Yes, my friends, every so often the scales drop before their eyes. What surprises us, of course, is what a big surprise it is to them. But that’s how it is when you are trapped in the iWorld of Wonder…
Over at UK Business Insider Ben Gilbert has discovered something rather disturbing about the iPhone. You never seem to have enough space. In itself that wouldn’t be a problem. Ben could always berate himself for buying the cheaper version with it’s massive 16GB storage (no SD card, remember) and continually getting the following messages:
And Apple can happily say it was his fault for not planning ahead.
However, Ben, on contacting Apple on this very subject, has discovered that it all seems to be a bit of an iScam!
Apple, apparently, doesn’t think this is a big issue.
Here’s the incredibly frustrating answer that Apple senior vice president of worldwide marketing Phil Schiller gave Apple writer John Gruber during a podcast on Tuesday night, live from Apple’s annual developer conference in San Francisco, when asked about the paltry storage on the most common iPhone:
The belief is more and more as we use iCloud services for documents and our photos and videos and music, that perhaps the most price-conscious customers are able to live in an environment where they don’t need gobs of local storage because these services are lightening the load.
Let’s unpack that statement.
Anyone who owns an iPhone has access to 5GB of free cloud storage – “iCloud” – where various files you’d normally store locally can be uploaded to “the cloud” (a remote computer that stores your information and allows you to access it via the internet). Beyond just settings, iCloud promises to back up your iPhone’s photos, contacts, mail, and many other types of data.
Since iCloud is tied to your iTunes login, it also backs up information from any other Apple devices you choose to connect to iCloud.
But let’s say you only have an iPhone and no other Apple devices. Your 16GB iPhone better have less than 5GB of data you want to back up, otherwise you’ve gotta pony up for more iCloud storage. That’s on top of the minimum of $200 you spent for an iPhone in the first place, not to mention the astronomic monthly payment to your service provider (mine’s nearly $100/month for Verizon).
Schiller’s argument is basically this: as more people use iCloud, it’ll help offload the burden of locally stored content. Or, more bluntly: if you want to fix the problem, you can pay us more money.
He digs in on that argument later in his statement, when he references, “the most price-conscious customers.” He means people who only spent $200 on an iPhone, instead of $300 or more on iPhones with more local storage. (The extra $100 gets you an iPhone with 64GB of storage, which is more than enough for most people.)
Apple’s solution to your iPhone constantly running into storage issues? “Pay us more.” And it’s working!
As Business Insider’s Henry Blodget wrote in September 2014, just after the iPhone 6 was announced:
The decision-making logic for most iPhone buyers will probably go like this:
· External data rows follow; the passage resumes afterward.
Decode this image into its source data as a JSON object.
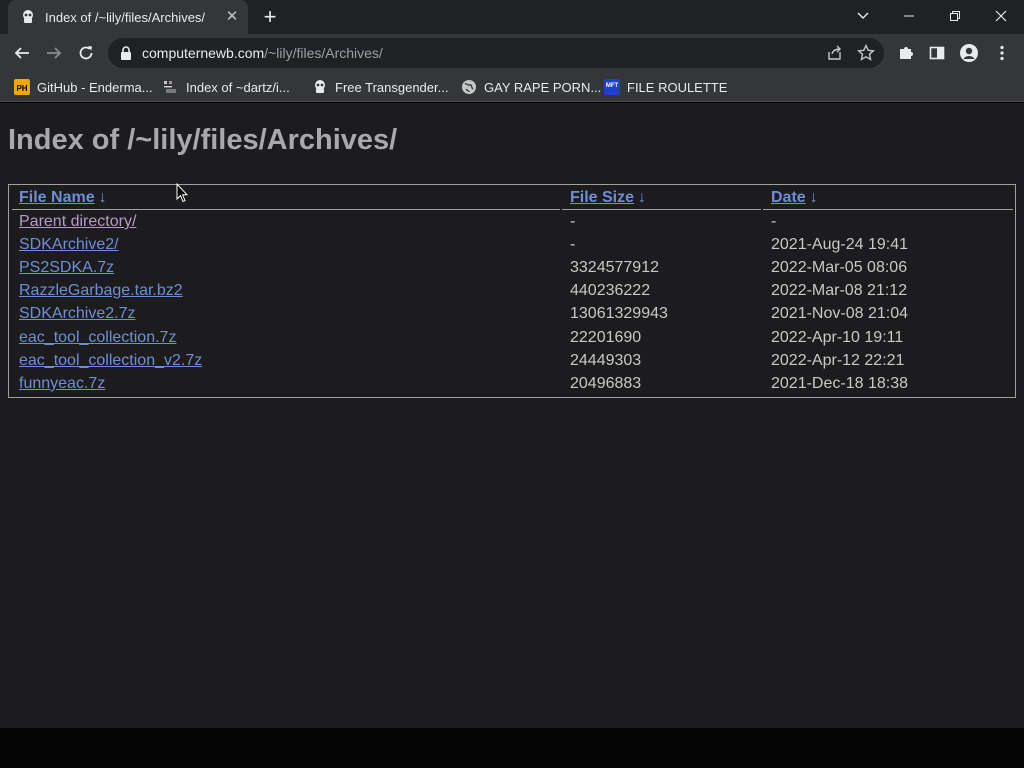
{
  "tab": {
    "title": "Index of /~lily/files/Archives/",
    "close": "✕"
  },
  "newtab": "+",
  "omnibox": {
    "host": "computernewb.com",
    "path": "/~lily/files/Archives/"
  },
  "bookmarks": [
    {
      "label": "GitHub - Enderma...",
      "icon": "ph-icon",
      "icon_text": "PH"
    },
    {
      "label": "Index of ~dartz/i...",
      "icon": "folder-icon",
      "icon_text": ""
    },
    {
      "label": "Free Transgender...",
      "icon": "site-icon",
      "icon_text": ""
    },
    {
      "label": "GAY RAPE PORN...",
      "icon": "globe-icon",
      "icon_text": ""
    },
    {
      "label": "FILE ROULETTE",
      "icon": "mft-icon",
      "icon_text": "MFT"
    }
  ],
  "page": {
    "heading": "Index of /~lily/files/Archives/",
    "columns": [
      {
        "label": "File Name",
        "arrow": "↓"
      },
      {
        "label": "File Size",
        "arrow": "↓"
      },
      {
        "label": "Date",
        "arrow": "↓"
      }
    ],
    "rows": [
      {
        "name": "Parent directory/",
        "size": "-",
        "date": "-"
      },
      {
        "name": "SDKArchive2/",
        "size": "-",
        "date": "2021-Aug-24 19:41"
      },
      {
        "name": "PS2SDKA.7z",
        "size": "3324577912",
        "date": "2022-Mar-05 08:06"
      },
      {
        "name": "RazzleGarbage.tar.bz2",
        "size": "440236222",
        "date": "2022-Mar-08 21:12"
      },
      {
        "name": "SDKArchive2.7z",
        "size": "13061329943",
        "date": "2021-Nov-08 21:04"
      },
      {
        "name": "eac_tool_collection.7z",
        "size": "22201690",
        "date": "2022-Apr-10 19:11"
      },
      {
        "name": "eac_tool_collection_v2.7z",
        "size": "24449303",
        "date": "2022-Apr-12 22:21"
      },
      {
        "name": "funnyeac.7z",
        "size": "20496883",
        "date": "2021-Dec-18 18:38"
      }
    ]
  },
  "colors": {
    "link": "#6e8fd6",
    "visited": "#b79ac9",
    "page_bg": "#1c1c1e",
    "chrome_bg": "#35363a"
  }
}
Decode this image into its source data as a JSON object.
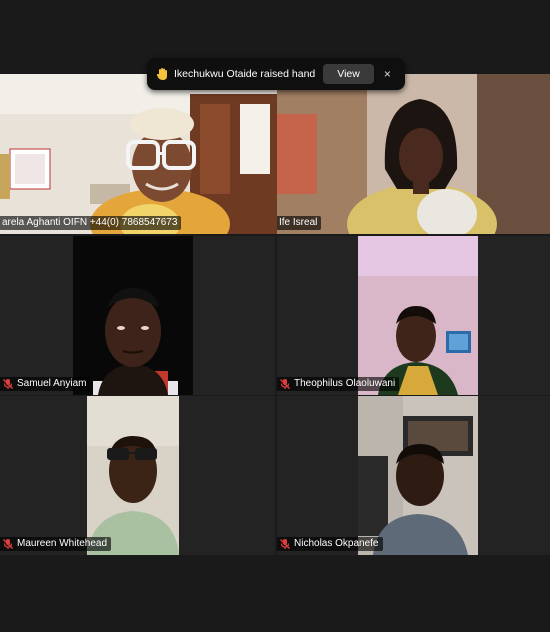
{
  "notification": {
    "message": "Ikechukwu Otaide raised hand",
    "view_label": "View",
    "close_glyph": "×",
    "icon": "raised-hand-icon"
  },
  "participants": [
    {
      "name": "arela Aghanti OIFN +44(0) 7868547673",
      "muted": false,
      "active_speaker": true
    },
    {
      "name": "Ife Isreal",
      "muted": false,
      "active_speaker": false
    },
    {
      "name": "Samuel Anyiam",
      "muted": true,
      "active_speaker": false
    },
    {
      "name": "Theophilus Olaoluwani",
      "muted": true,
      "active_speaker": false
    },
    {
      "name": "Maureen Whitehead",
      "muted": true,
      "active_speaker": false
    },
    {
      "name": "Nicholas Okpanefe",
      "muted": true,
      "active_speaker": false
    }
  ],
  "colors": {
    "background": "#1a1a1a",
    "active_speaker_border": "#2ecc71",
    "muted_mic": "#e03e3e"
  }
}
* I can get my new iPhone for $199 or $299 (depending on screen size), enjoy the bigger screen for five minutes, and then spend the next two years tearing my hair out about the tiny storage, OR
* I can shell out an extra $100 to buy four times as much storage.
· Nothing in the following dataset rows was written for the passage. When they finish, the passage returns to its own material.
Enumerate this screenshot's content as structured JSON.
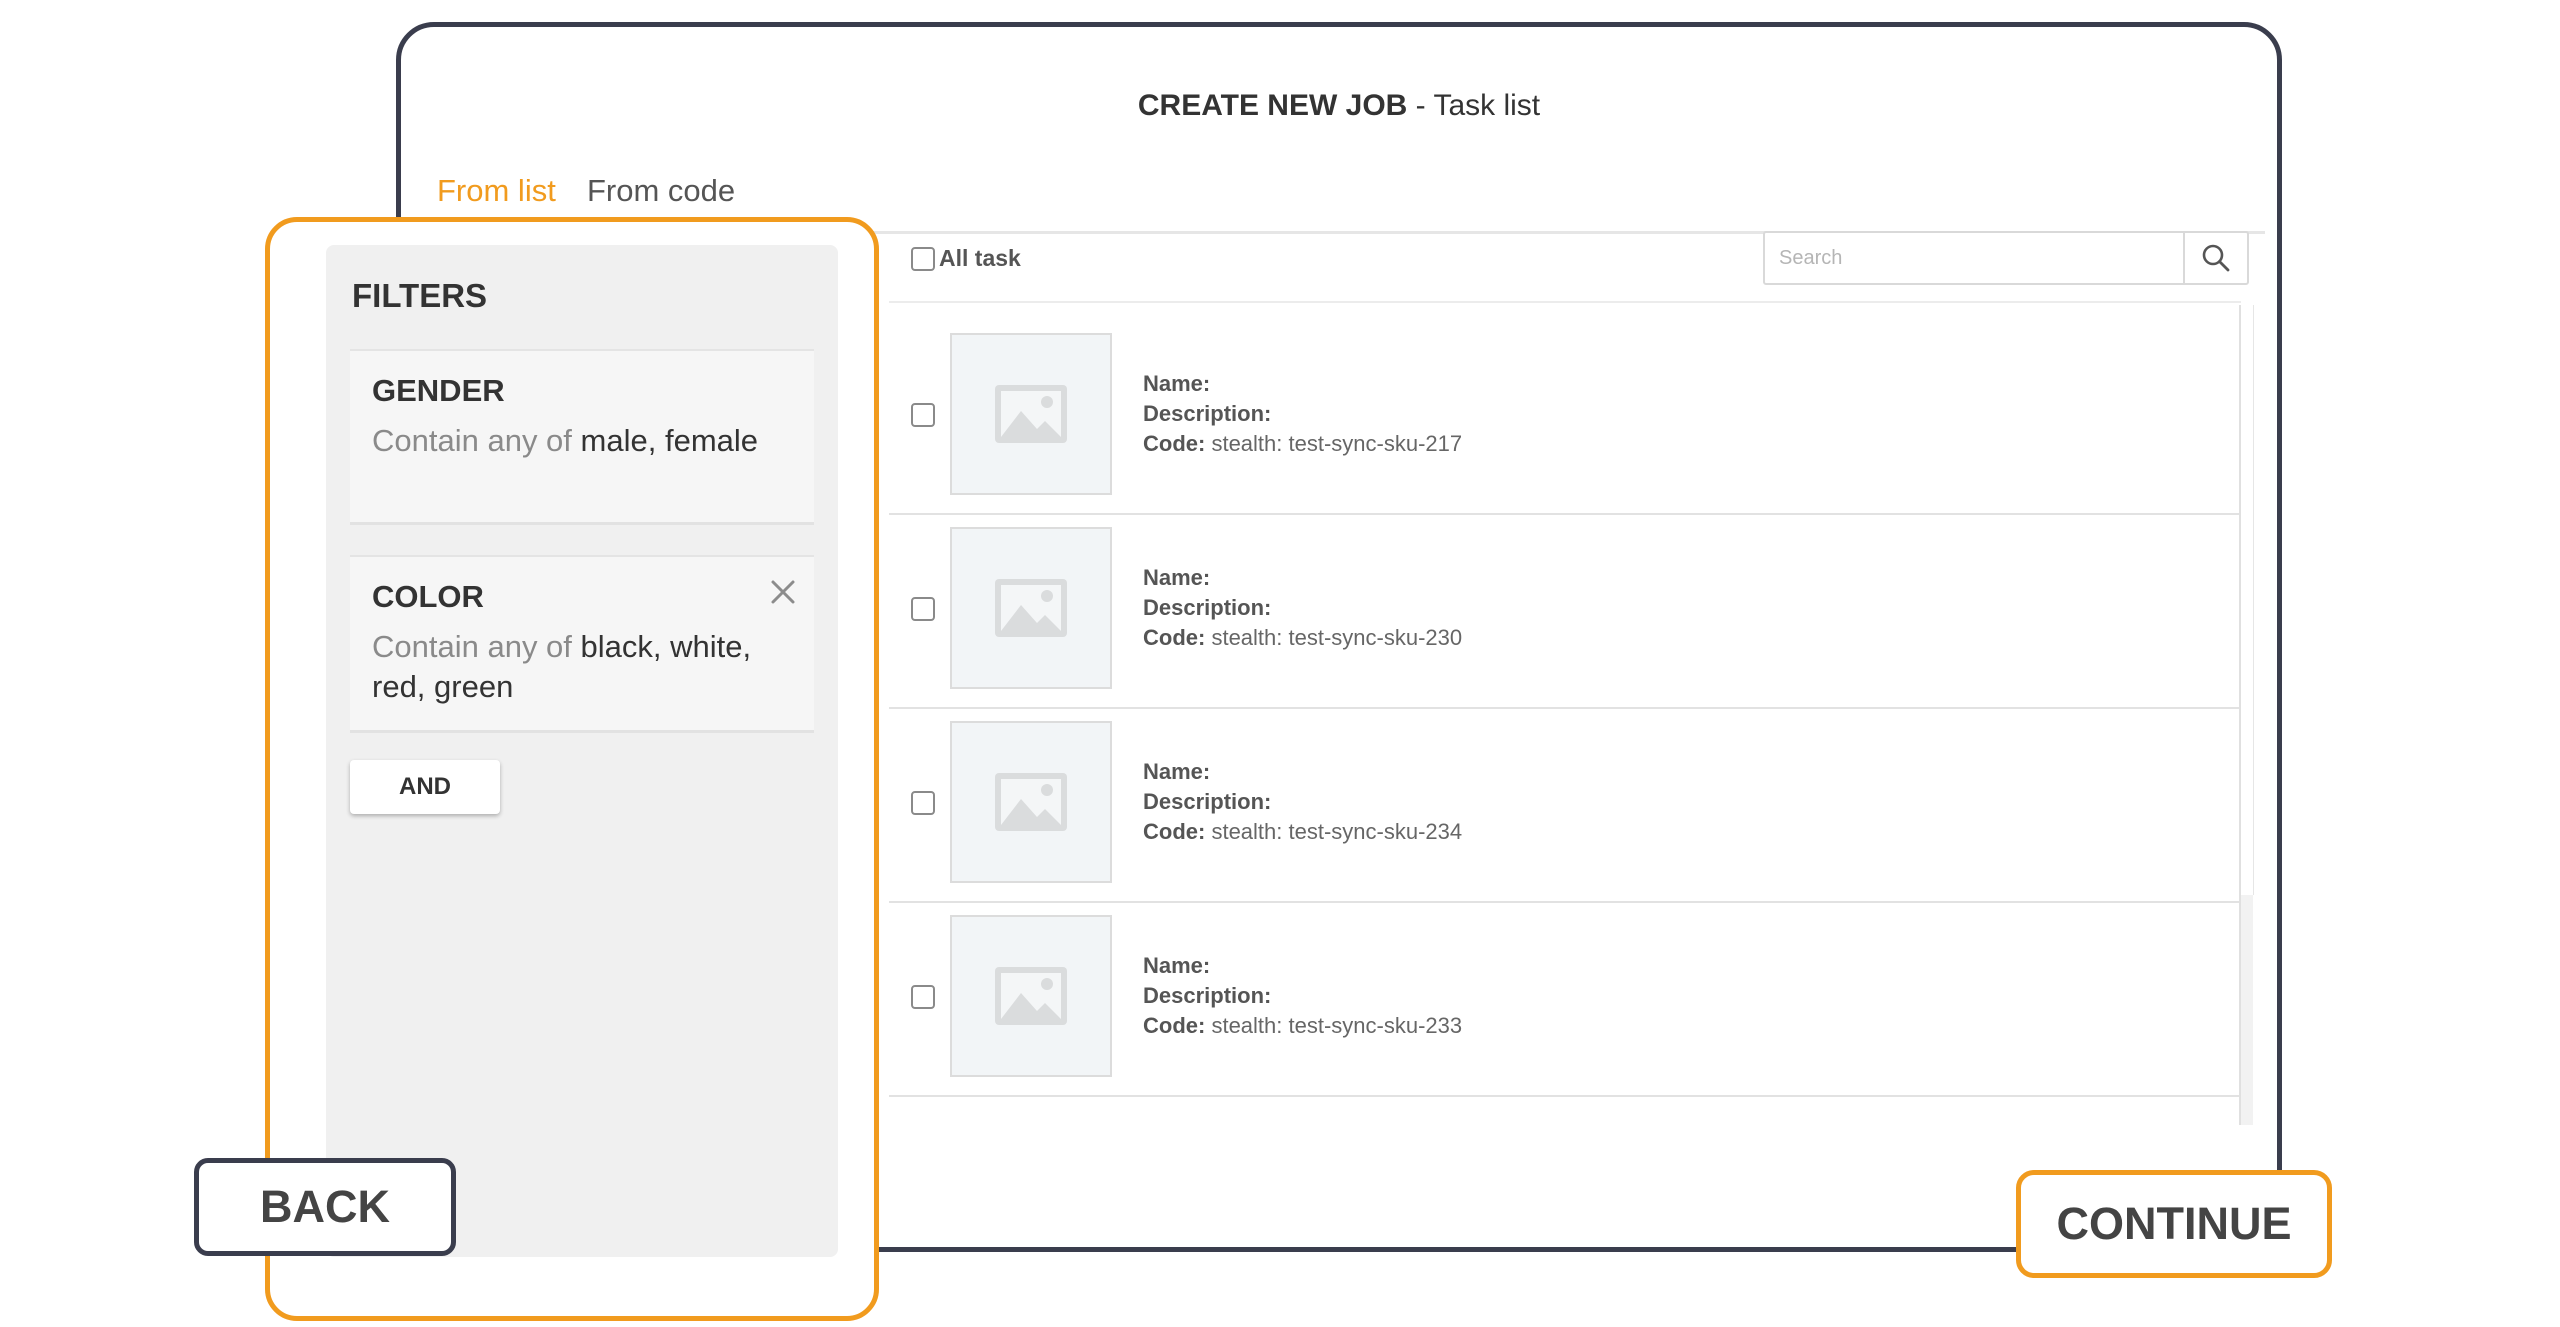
{
  "header": {
    "title_bold": "CREATE NEW JOB",
    "title_rest": " - Task list"
  },
  "tabs": [
    {
      "label": "From list",
      "active": true
    },
    {
      "label": "From code",
      "active": false
    }
  ],
  "toolbar": {
    "all_task_label": "All task",
    "all_task_checked": false,
    "search_placeholder": "Search",
    "search_icon": "search-icon"
  },
  "tasks": [
    {
      "name_label": "Name:",
      "name": "",
      "description_label": "Description:",
      "description": "",
      "code_label": "Code:",
      "code": "stealth: test-sync-sku-217",
      "checked": false
    },
    {
      "name_label": "Name:",
      "name": "",
      "description_label": "Description:",
      "description": "",
      "code_label": "Code:",
      "code": "stealth: test-sync-sku-230",
      "checked": false
    },
    {
      "name_label": "Name:",
      "name": "",
      "description_label": "Description:",
      "description": "",
      "code_label": "Code:",
      "code": "stealth: test-sync-sku-234",
      "checked": false
    },
    {
      "name_label": "Name:",
      "name": "",
      "description_label": "Description:",
      "description": "",
      "code_label": "Code:",
      "code": "stealth: test-sync-sku-233",
      "checked": false
    }
  ],
  "filters": {
    "title": "FILTERS",
    "items": [
      {
        "name": "GENDER",
        "operator": "Contain any of",
        "values": "male, female",
        "removable": false
      },
      {
        "name": "COLOR",
        "operator": "Contain any of",
        "values": "black, white, red, green",
        "removable": true
      }
    ],
    "and_label": "AND"
  },
  "actions": {
    "back_label": "BACK",
    "continue_label": "CONTINUE"
  },
  "colors": {
    "accent": "#f19b1e",
    "frame": "#3a3d4d",
    "panel_bg": "#f0f0f0"
  },
  "icons": {
    "thumbnail": "image-placeholder-icon",
    "remove": "close-icon"
  }
}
The decision is easy: shell out the extra $100 for dramatically higher storage. That’s $300 for an iPhone 6 or $400 for an iPhone 6 Plus, so you can avoid the hassle of running out of storage space. That’s not about serving customers, that’s about serving Apple’s bottom line.
Well, let me take the hassle, and cost, away for you completely Ben.
Let me make that decision REALLY easy.
Currently my BlackBerry Passport has 153 apps installed.
Of it’s on board 32 GB storage, I have 15.17 GB free.
Of my 64 GB SD memory card I have 48.6 GB free.
Through BlackBerry Link I have access to my laptops hard drive where ever I am. That’s another 906 GB free.
So, as you can see, without giving anything to anyone I have almost 1 Terra-byte of LOCAL space available to me through my BlackBerry. Oh, I could always add a flash drive or 20 using my USB OTG cable which cost pennies to take that as far as I would want it to go.
And, if I fancy the Cloud, I have lots of free space I can use via Dropbox, Box or One Drive, thanks very much.
So, faced with the choice of $100 for an extra 48 GB of iStorage (all handily backed up to your iCloud for all to see anyway) OR over 1 TB of BlackBerry storage for, er, pretty much nothing I think it might be time to weigh up your options and take the plunge.
Time to say no to the iRip Off
Time to come #BackToBlack.
Time for a BlackBerry.